Only when the vast majority shares the same experience, we establish it as a fact and try to prove our assumptions of it, as we did with gravity and the theory of existence.
Still, what we believe to be true varies from person to person and culture to culture.
While you may think the most attractive women are well-trained, people in certain areas of Africa and the South Pacific would strongly disagree. This continues with everything from what sport you might think is the most exciting to what food you think tastes the best. The world is made up of binary systems, constantly agreeing and disagreeing.
Here, if we feel strongly about the belief, ignorance often leads us to claim that everyone who disagrees with us is wrong, but we have to understand that absolutely everything is subjective. Your experience of life and the thoughts you create along the way are unlike any other’s, therefore no matter how cultured you are or how well you think you know somebody, you can only have somewhat of an idea of why they believe what they do and how they see the world. With that emerges the concept of subjective truth.
The truths you decide to focus on take a tremendous part in shaping your reality. Is your first association of social media the downfall of society or that it plays a key factor in globalization? Everything, literally everything has its ups and downs, but what you choose to put more weight on is your own decision.
It seems we have grown numb to all the positives we wake up to every single day. Terror attacks and natural disasters happening far away from us, often trigger that important reminder of how fortunate we are to simply have the opportunity to enjoy life, but it fades away as soon as we find some little thing to complain about.
The foundation of most our decisions seems to lie in the belief that it will benefit us in some type of way — mentally, economically, physically etc. — and thereby bring us one step closer to our subjective truth of happiness, even if it’s temporary.
When we feel provoked into a frustrating discussion, we mainly create negative assumptions of the others intentions. This is the main issue. We simply have no idea. All we can do is make assumptions. If those are based on the good or evil in the other is all up to you. Then, if you are completely sure the other’s intentions were purely made to benefit them and harm you, it is up to you to decide how much it matters.
We react negatively to what we define as negative in our subjective truth, but no matter how harming the situation might be, all it is, is an inconvenience for us to reach our personal happiness. When you lose your home during a tornado, your life goes on, but the fact that you do not have access to all the utilities you believe are needed in order to achieve whatever you define as happiness, is incredibly inconvenient. That is also the reason, most outdoor-people are sad when it rains. It is temporarily inconvenient.
Of course, losing a home is an extreme, but even in the worst cases we should never stop looking for the good in life. The proud pessimists will judge a decision like that as foolish, but when the way you experience life is mostly based on your beliefs — your subjective truth — the only foolish decision is to go through it all thinking the negatives are worth focusing on.

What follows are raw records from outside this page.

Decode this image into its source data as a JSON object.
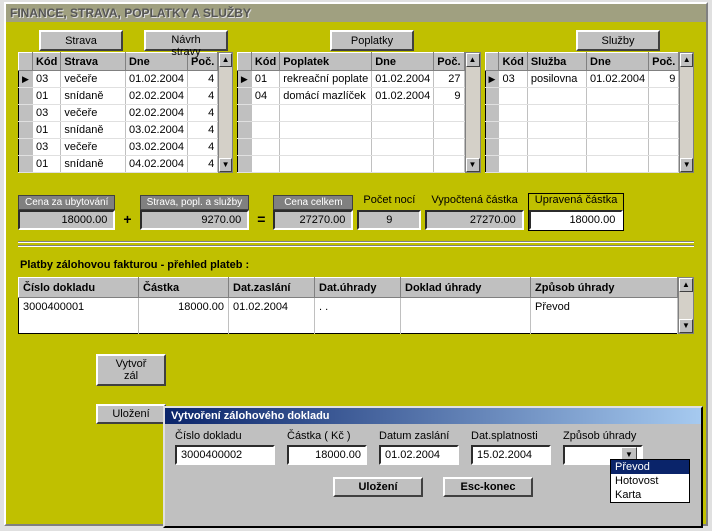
{
  "title": "FINANCE, STRAVA, POPLATKY A SLUŽBY",
  "topButtons": {
    "strava": "Strava",
    "navrh": "Návrh stravy",
    "poplatky": "Poplatky",
    "sluzby": "Služby"
  },
  "stravaGrid": {
    "headers": {
      "kod": "Kód",
      "strava": "Strava",
      "dne": "Dne",
      "poc": "Poč."
    },
    "rows": [
      {
        "kod": "03",
        "strava": "večeře",
        "dne": "01.02.2004",
        "poc": "4"
      },
      {
        "kod": "01",
        "strava": "snídaně",
        "dne": "02.02.2004",
        "poc": "4"
      },
      {
        "kod": "03",
        "strava": "večeře",
        "dne": "02.02.2004",
        "poc": "4"
      },
      {
        "kod": "01",
        "strava": "snídaně",
        "dne": "03.02.2004",
        "poc": "4"
      },
      {
        "kod": "03",
        "strava": "večeře",
        "dne": "03.02.2004",
        "poc": "4"
      },
      {
        "kod": "01",
        "strava": "snídaně",
        "dne": "04.02.2004",
        "poc": "4"
      }
    ]
  },
  "poplatkyGrid": {
    "headers": {
      "kod": "Kód",
      "poplatek": "Poplatek",
      "dne": "Dne",
      "poc": "Poč."
    },
    "rows": [
      {
        "kod": "01",
        "poplatek": "rekreační poplate",
        "dne": "01.02.2004",
        "poc": "27"
      },
      {
        "kod": "04",
        "poplatek": "domácí mazlíček",
        "dne": "01.02.2004",
        "poc": "9"
      }
    ]
  },
  "sluzbyGrid": {
    "headers": {
      "kod": "Kód",
      "sluzba": "Služba",
      "dne": "Dne",
      "poc": "Poč."
    },
    "rows": [
      {
        "kod": "03",
        "sluzba": "posilovna",
        "dne": "01.02.2004",
        "poc": "9"
      }
    ]
  },
  "totals": {
    "labels": {
      "ubyt": "Cena za ubytování",
      "sps": "Strava, popl. a služby",
      "celkem": "Cena celkem",
      "noci": "Počet nocí",
      "vypoc": "Vypočtená částka",
      "uprav": "Upravená částka"
    },
    "ubyt": "18000.00",
    "sps": "9270.00",
    "celkem": "27270.00",
    "noci": "9",
    "vypoc": "27270.00",
    "uprav": "18000.00"
  },
  "paymentsHeader": "Platby zálohovou fakturou - přehled plateb :",
  "payGrid": {
    "headers": {
      "cislo": "Číslo dokladu",
      "castka": "Částka",
      "zaslani": "Dat.zaslání",
      "uhrady": "Dat.úhrady",
      "doklad": "Doklad úhrady",
      "zpusob": "Způsob úhrady"
    },
    "rows": [
      {
        "cislo": "3000400001",
        "castka": "18000.00",
        "zaslani": "01.02.2004",
        "uhrady": ".  .",
        "doklad": "",
        "zpusob": "Převod"
      }
    ]
  },
  "bottomButtons": {
    "vytvor": "Vytvoř zál",
    "ulozeni": "Uložení"
  },
  "dialog": {
    "title": "Vytvoření zálohového dokladu",
    "labels": {
      "cislo": "Číslo dokladu",
      "castka": "Částka ( Kč )",
      "datum": "Datum zaslání",
      "splat": "Dat.splatnosti",
      "zpusob": "Způsob úhrady"
    },
    "values": {
      "cislo": "3000400002",
      "castka": "18000.00",
      "datum": "01.02.2004",
      "splat": "15.02.2004",
      "zpusob": "Převod"
    },
    "options": [
      "Převod",
      "Hotovost",
      "Karta"
    ],
    "buttons": {
      "save": "Uložení",
      "esc": "Esc-konec"
    }
  },
  "ops": {
    "plus": "+",
    "eq": "="
  }
}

We are on this constant search for happiness, look for it in the things only the few possess and are willing to sacrifice so much for it. Meanwhile it is all in front of us, we simply have to choose to see it. Appreciate the art that we are surrounded by. Appreciate the options we have as humans. And most importantly, appreciate your own unique human experience.